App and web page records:
- Opening Delimiter -

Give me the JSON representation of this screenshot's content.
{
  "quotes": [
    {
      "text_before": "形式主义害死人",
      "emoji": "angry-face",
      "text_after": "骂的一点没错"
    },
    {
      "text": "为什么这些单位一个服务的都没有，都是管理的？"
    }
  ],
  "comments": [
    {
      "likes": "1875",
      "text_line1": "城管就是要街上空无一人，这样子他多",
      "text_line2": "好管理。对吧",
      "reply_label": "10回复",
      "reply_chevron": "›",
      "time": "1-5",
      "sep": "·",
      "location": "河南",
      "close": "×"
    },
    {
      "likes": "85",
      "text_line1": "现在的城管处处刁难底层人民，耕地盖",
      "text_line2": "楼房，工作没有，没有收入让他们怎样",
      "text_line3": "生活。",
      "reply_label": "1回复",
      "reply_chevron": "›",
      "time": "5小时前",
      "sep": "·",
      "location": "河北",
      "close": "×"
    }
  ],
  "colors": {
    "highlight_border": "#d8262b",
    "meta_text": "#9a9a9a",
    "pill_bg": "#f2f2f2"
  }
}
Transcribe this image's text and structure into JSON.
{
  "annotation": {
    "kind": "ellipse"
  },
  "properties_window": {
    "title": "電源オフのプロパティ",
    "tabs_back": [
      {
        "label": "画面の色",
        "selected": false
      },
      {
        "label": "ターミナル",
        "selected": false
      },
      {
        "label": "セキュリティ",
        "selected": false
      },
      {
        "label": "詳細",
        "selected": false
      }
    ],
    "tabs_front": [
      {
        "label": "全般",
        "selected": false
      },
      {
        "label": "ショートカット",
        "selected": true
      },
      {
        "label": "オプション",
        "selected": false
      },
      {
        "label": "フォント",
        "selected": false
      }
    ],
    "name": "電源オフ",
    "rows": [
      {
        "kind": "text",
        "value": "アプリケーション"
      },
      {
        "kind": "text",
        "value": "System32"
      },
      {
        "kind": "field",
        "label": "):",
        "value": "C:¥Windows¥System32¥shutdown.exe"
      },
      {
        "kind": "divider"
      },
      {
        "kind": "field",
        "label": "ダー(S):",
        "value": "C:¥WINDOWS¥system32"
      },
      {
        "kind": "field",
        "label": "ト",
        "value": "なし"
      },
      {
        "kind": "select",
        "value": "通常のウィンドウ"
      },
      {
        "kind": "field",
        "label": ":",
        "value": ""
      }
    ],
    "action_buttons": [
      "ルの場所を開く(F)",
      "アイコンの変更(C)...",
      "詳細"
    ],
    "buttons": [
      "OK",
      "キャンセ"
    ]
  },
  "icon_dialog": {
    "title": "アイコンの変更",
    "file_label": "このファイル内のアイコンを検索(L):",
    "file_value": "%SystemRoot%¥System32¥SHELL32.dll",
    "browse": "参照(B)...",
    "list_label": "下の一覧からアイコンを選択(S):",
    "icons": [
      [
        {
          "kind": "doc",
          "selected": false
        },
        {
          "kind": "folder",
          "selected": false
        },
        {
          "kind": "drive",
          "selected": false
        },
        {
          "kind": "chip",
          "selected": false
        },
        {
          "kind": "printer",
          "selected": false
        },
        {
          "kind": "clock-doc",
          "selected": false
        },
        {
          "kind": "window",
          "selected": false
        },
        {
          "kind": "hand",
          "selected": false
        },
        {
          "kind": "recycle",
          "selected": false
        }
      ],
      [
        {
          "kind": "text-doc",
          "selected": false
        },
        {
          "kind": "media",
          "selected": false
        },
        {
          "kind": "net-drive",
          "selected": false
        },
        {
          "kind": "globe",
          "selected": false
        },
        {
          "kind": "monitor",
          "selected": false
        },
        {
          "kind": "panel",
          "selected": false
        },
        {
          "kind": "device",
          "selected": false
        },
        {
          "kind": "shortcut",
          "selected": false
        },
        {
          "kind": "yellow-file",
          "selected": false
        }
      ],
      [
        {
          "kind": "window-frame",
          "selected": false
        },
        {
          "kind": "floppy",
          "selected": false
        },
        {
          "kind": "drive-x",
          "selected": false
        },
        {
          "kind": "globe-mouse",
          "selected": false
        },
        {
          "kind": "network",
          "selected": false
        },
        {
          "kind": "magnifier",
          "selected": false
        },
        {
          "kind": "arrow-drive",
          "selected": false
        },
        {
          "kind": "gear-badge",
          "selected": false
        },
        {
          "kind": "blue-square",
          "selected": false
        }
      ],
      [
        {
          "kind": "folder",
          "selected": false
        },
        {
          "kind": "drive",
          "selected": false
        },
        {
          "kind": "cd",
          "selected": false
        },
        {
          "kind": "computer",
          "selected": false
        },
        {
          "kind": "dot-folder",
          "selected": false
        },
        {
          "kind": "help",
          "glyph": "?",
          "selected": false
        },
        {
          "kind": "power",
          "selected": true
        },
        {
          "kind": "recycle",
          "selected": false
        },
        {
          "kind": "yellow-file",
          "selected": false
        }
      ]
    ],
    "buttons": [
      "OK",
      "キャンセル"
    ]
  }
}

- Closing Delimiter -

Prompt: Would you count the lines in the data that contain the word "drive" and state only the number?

Written reply: 5